Wednesday, September 21, 2016

A moment for Mama

The first night with my first baby I was in for a shock.  Somehow it didn't occur to me that the sleep-deprivation would start immediately - and on this particular night I had just given birth!  After 24-hours of contractions, culminating in pushing a baby out of myself, I had never felt more in need of a good night's sleep in my life - the same night that I would discover that a good night's sleep was no longer available to me.  Frankly, I was horrified.
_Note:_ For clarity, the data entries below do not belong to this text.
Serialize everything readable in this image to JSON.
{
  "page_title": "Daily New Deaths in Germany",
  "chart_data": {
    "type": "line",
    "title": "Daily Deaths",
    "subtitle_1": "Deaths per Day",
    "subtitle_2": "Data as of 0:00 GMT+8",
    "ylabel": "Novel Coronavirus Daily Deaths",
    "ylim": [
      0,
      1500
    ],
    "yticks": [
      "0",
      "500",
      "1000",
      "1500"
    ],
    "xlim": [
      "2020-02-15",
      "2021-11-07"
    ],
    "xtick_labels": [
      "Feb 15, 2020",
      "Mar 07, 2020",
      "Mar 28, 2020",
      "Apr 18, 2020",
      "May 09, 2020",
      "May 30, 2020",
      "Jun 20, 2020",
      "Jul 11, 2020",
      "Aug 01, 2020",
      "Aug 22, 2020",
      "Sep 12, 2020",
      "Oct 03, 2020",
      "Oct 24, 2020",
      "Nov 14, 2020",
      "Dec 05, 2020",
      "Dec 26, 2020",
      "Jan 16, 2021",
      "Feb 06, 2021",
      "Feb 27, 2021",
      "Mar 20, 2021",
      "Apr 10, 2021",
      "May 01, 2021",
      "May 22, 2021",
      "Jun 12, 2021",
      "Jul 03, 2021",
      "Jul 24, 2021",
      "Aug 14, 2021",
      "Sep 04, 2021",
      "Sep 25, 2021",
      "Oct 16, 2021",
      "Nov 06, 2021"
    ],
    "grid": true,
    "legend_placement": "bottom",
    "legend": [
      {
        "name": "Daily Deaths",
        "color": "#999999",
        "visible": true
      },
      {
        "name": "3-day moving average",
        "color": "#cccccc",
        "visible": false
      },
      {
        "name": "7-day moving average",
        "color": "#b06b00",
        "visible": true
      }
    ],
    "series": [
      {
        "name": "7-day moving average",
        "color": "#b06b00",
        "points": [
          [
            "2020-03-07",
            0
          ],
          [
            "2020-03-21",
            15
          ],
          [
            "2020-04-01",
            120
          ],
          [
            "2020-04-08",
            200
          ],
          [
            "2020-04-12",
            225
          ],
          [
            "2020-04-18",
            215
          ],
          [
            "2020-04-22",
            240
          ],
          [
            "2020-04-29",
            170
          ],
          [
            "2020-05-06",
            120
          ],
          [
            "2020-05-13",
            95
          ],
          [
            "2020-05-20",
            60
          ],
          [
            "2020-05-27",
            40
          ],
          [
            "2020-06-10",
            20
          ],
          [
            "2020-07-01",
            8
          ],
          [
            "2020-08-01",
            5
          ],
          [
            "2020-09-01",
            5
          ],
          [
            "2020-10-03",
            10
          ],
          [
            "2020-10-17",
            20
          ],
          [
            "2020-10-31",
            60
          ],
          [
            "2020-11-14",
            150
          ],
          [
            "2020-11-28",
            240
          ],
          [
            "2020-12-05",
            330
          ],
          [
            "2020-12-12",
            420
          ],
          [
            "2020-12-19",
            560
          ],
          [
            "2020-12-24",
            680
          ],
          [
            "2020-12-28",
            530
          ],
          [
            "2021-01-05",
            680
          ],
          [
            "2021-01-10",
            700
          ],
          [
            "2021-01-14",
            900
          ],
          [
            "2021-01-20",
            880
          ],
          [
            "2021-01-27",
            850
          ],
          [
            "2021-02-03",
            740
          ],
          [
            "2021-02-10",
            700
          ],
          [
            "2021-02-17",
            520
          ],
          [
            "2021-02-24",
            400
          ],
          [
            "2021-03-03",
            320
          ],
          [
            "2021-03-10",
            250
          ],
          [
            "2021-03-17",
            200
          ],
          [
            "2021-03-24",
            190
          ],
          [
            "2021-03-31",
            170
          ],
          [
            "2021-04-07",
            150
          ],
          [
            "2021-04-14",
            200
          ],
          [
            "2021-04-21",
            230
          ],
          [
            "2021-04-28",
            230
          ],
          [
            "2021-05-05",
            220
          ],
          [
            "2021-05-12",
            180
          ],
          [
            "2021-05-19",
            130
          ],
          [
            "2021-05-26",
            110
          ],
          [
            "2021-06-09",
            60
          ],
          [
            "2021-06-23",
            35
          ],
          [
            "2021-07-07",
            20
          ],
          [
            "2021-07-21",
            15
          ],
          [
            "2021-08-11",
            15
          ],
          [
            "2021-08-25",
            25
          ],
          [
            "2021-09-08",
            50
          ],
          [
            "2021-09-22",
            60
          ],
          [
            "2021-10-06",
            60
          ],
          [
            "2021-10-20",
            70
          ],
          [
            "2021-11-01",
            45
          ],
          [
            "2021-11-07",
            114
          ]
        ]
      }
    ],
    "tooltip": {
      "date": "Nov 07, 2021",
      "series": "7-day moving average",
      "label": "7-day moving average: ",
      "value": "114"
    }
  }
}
Obviously I had to suck it up and get over my horror pretty swiftly, but a couple of weeks ago it occurred to me how much the past three years of my life have been an ongoing, extended version of the same phenomenon.  The phenomenon of being more deserving of self-indulgence than ever before, whilst being - for the first time in my privileged life - largely incapable of self-indulgence.

I was prepared for the one-way relationship with my actual child; that I would be giving, and not taking, the care and the love.  But I didn't quite factor into the equation the fact that I would also have less time and energy to give to myself (I didn't know how much I used to give to myself!), nor the extra burdens I would face as an individual.  What I noticed recently, is that even outside of the actual caring for and raising of my children, I've been through a lot.

The statistics.  In the past less-than-four years I have survived:

- 18 months of pregnancy
- 41 hours of labour
- 2 births
- 7 months of breast-feeding (aka having-the-life-literally-sucked-out-of-me)
- 25 months of alcohol deprivation
- 10 kilograms weight lost (not including babies)
- 20 kilograms weight gained (not including babies)
- 187 visits to medical professionals (I'm not actually going to do the sums... it might be more!)
- 2 courses of combined-hormone contraceptive pill, 1 course of progesterone-only implant, 1 course of pill overlapping with implant
- 1 year on anti-depressants
- 1 month coming off anti-depressants
- 75 meetings with mortgage broker, real estate agent and tradesmen (again, I'm really not doing those sums)
- 1 mortgage acquired
- 1 house painted
- 2 house moves
- 1 paid, professional job maintained
- 3 years of not having a really proper night's sleep (and I'm a lucky bitch with two mostly-sleeping-throgh-the-night babies)

I am being flippant, publishing "the stats" (as well as putting out a blatant call for awed sympathy).  The fact is, it's been a tough time.  It's been a tough time on top of looking after two babies, now toddlers.  It's been a tough time that I haven't had a break from, and that I've largely had to ignore in the face of my babies' greater needs.

I'm not a martyr, the kind of mother who gives her entire self to her children then blames them when she is drained; I'm a feminist, and an unapologtic selfish creature - I look after my own needs.  But between the physical work of being a parent, the emotional journey it itself takes me on, and perhaps hardest of all - for an emotive character such as myself - the strain of managing (which sometimes means hiding) my private emotions for the sake of my children, it has occurred, largely beyond my notice, that I have suffered in silence.

Just occasionally I get a reminder of the trials.  This post came about because while I was suffering a few withdrawal symptoms from my meds, it occurred to me that pre-child me would have been feeling quite sorry for myself, and expecting the world to give me a bit of a break from being a fully together adult.  Pre-children the trialling-not-taking-anti-depressants situation would have been enough, on it's own, for me to ask for sympathy.  But in my current life I barely even get a chance to contemplate my problems, let alone deal with them.

Don't go getting worried about me, though.  Yes, it's been tough.  And yes, I've had to put myself second to my children (not last, I come second... sorry husband!  Not sorry friends / family / employer / world.)  But the scariest thing is that it's okay - I can do it.  It turns out, these beautiful children don't just take, they do give.  They have, just be being so god-damn loveable, given me strength.  They have, simply by existing, made their mother a better person.  Which is just as well - I fucking need to be.